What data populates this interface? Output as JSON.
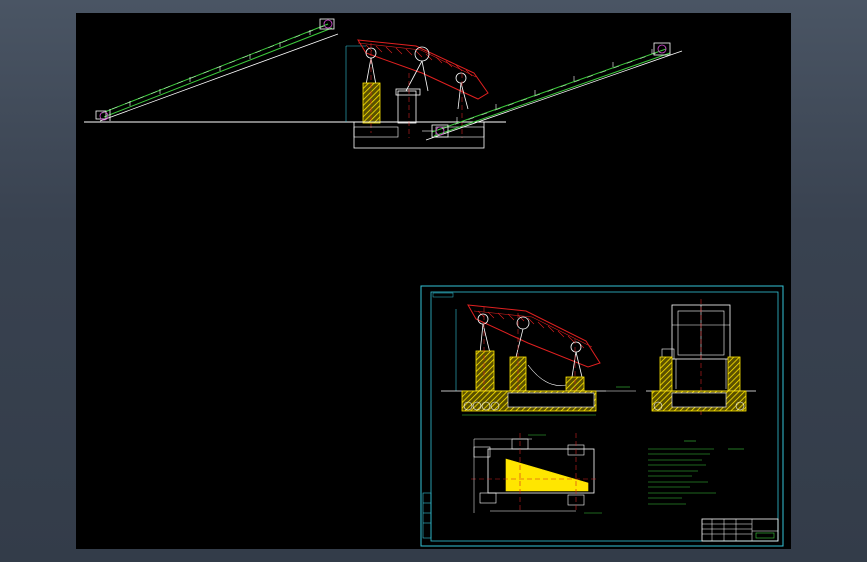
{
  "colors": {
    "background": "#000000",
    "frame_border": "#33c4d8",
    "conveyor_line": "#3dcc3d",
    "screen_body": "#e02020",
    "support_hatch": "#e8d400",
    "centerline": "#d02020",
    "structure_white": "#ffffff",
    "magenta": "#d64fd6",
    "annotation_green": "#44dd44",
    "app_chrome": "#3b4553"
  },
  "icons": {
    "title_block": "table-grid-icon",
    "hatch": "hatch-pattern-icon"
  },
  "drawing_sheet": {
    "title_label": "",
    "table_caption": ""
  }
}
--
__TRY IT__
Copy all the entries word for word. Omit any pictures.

__RESPONSE AREA__
What data populates this interface? Output as JSON.
{
  "colors": {
    "background": "#000000",
    "frame_border": "#33c4d8",
    "conveyor_line": "#3dcc3d",
    "screen_body": "#e02020",
    "support_hatch": "#e8d400",
    "centerline": "#d02020",
    "structure_white": "#ffffff",
    "magenta": "#d64fd6",
    "annotation_green": "#44dd44",
    "app_chrome": "#3b4553"
  },
  "icons": {
    "title_block": "table-grid-icon",
    "hatch": "hatch-pattern-icon"
  },
  "drawing_sheet": {
    "title_label": "",
    "table_caption": ""
  }
}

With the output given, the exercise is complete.